→ **WORK TASK**
For the word "Enter", search the records and show each line in which it occurs.

Data items
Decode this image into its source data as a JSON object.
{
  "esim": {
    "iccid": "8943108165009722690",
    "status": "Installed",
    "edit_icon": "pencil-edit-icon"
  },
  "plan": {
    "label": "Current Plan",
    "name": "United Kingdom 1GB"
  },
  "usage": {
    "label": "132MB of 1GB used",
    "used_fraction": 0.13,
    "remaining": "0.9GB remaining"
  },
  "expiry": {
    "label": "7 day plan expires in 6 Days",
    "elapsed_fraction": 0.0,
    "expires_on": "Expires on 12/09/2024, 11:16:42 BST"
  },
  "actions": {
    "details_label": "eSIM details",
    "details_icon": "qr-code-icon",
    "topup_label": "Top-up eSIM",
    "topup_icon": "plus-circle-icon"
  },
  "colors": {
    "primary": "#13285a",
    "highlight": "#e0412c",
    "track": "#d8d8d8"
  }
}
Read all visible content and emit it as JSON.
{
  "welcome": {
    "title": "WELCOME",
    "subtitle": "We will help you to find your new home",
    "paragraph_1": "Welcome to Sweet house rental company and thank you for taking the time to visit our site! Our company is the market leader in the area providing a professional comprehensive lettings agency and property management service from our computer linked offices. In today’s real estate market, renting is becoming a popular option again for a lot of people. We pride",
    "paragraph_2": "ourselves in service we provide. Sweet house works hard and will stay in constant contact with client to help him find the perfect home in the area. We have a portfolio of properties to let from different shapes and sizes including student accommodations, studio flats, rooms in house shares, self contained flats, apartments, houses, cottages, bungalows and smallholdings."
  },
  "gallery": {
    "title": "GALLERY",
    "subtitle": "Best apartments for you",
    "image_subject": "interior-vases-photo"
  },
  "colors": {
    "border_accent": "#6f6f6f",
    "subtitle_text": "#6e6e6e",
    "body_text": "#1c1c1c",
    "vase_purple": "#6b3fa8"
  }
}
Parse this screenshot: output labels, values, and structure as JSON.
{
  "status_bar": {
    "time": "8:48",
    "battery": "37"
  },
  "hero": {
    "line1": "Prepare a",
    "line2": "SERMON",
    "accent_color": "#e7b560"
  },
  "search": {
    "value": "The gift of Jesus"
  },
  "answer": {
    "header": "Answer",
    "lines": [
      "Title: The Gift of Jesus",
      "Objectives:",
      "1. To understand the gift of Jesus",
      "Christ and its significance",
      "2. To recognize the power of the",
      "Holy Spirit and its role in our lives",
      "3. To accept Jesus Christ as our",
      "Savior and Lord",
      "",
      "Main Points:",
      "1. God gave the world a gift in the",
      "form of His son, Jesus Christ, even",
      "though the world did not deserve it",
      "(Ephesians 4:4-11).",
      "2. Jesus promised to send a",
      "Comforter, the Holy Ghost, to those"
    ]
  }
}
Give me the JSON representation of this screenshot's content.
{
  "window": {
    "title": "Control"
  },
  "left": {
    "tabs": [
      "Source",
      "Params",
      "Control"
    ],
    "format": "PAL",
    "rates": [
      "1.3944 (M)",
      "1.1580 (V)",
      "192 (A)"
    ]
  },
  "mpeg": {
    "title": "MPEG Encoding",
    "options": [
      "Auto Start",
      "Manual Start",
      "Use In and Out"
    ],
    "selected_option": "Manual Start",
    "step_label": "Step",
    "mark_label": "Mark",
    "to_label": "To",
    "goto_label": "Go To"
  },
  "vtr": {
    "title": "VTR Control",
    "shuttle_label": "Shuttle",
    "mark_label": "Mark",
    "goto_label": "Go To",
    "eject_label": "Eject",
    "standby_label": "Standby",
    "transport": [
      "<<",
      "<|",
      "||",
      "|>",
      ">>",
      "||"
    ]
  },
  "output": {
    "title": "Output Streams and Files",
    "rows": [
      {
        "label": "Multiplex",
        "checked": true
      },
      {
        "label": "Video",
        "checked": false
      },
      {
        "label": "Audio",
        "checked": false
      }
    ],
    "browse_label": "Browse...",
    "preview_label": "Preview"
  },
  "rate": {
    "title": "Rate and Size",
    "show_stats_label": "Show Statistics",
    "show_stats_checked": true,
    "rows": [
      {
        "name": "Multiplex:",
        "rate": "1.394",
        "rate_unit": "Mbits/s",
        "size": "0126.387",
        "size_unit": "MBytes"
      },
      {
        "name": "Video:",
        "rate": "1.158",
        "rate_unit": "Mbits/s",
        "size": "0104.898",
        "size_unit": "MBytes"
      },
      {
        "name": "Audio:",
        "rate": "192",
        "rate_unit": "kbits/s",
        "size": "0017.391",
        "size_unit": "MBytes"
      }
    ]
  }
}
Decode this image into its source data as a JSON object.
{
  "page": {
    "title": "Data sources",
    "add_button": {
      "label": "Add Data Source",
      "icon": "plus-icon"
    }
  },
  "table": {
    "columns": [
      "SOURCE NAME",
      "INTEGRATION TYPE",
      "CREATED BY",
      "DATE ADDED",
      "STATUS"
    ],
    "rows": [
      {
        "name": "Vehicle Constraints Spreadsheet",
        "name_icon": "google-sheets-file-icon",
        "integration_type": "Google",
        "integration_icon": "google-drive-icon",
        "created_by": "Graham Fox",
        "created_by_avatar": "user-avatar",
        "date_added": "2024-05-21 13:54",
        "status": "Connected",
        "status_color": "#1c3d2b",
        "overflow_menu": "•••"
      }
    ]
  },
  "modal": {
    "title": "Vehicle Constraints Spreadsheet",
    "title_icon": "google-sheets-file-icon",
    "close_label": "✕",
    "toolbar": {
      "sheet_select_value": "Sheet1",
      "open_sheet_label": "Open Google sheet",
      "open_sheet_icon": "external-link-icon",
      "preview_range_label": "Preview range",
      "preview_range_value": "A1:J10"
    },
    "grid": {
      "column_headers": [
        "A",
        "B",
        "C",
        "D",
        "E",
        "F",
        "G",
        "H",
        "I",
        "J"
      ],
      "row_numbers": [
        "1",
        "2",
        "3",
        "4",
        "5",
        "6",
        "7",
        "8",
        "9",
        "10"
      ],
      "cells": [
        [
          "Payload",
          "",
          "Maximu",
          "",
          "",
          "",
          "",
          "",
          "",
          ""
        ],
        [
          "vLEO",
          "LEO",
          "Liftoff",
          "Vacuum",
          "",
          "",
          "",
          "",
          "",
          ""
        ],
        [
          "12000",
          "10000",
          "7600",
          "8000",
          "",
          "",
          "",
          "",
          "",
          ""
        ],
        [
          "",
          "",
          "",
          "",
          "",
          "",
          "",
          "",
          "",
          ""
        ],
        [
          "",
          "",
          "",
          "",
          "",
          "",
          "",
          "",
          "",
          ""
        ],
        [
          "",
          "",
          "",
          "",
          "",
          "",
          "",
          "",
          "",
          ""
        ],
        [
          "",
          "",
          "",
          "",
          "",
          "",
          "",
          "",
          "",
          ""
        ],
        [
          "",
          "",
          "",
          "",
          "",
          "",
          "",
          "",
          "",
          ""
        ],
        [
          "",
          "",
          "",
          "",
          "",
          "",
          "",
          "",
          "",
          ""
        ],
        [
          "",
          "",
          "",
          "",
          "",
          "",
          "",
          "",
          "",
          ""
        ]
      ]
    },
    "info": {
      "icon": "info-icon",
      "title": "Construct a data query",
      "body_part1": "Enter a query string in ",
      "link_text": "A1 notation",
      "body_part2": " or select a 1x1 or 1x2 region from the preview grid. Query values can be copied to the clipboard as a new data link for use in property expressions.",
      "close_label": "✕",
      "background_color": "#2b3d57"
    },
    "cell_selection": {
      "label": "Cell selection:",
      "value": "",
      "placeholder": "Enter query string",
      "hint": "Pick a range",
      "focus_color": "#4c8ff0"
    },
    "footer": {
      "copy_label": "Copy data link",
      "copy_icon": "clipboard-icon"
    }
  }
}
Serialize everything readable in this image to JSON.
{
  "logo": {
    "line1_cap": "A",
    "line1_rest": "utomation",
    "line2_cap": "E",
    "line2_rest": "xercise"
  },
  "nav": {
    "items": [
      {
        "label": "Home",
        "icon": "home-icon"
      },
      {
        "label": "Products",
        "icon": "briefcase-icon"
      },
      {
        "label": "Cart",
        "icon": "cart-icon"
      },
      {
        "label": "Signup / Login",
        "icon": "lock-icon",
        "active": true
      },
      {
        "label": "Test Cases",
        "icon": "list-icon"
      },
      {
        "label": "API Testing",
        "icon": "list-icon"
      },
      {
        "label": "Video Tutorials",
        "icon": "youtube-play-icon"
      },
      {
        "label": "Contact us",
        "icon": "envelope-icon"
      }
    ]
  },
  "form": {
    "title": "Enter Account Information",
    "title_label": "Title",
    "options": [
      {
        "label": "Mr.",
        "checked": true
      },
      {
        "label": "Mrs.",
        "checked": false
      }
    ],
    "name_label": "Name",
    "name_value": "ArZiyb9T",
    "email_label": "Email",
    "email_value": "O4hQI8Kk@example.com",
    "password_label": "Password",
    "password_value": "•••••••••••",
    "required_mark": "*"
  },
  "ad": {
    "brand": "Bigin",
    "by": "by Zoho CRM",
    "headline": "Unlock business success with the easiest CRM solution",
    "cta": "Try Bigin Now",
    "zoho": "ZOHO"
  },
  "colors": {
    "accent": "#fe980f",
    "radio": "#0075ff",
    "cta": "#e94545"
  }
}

→ **SOLVED PROBLEM**
      "body_part1": "Enter a query string in ",
      "placeholder": "Enter query string",
    "title": "Enter Account Information",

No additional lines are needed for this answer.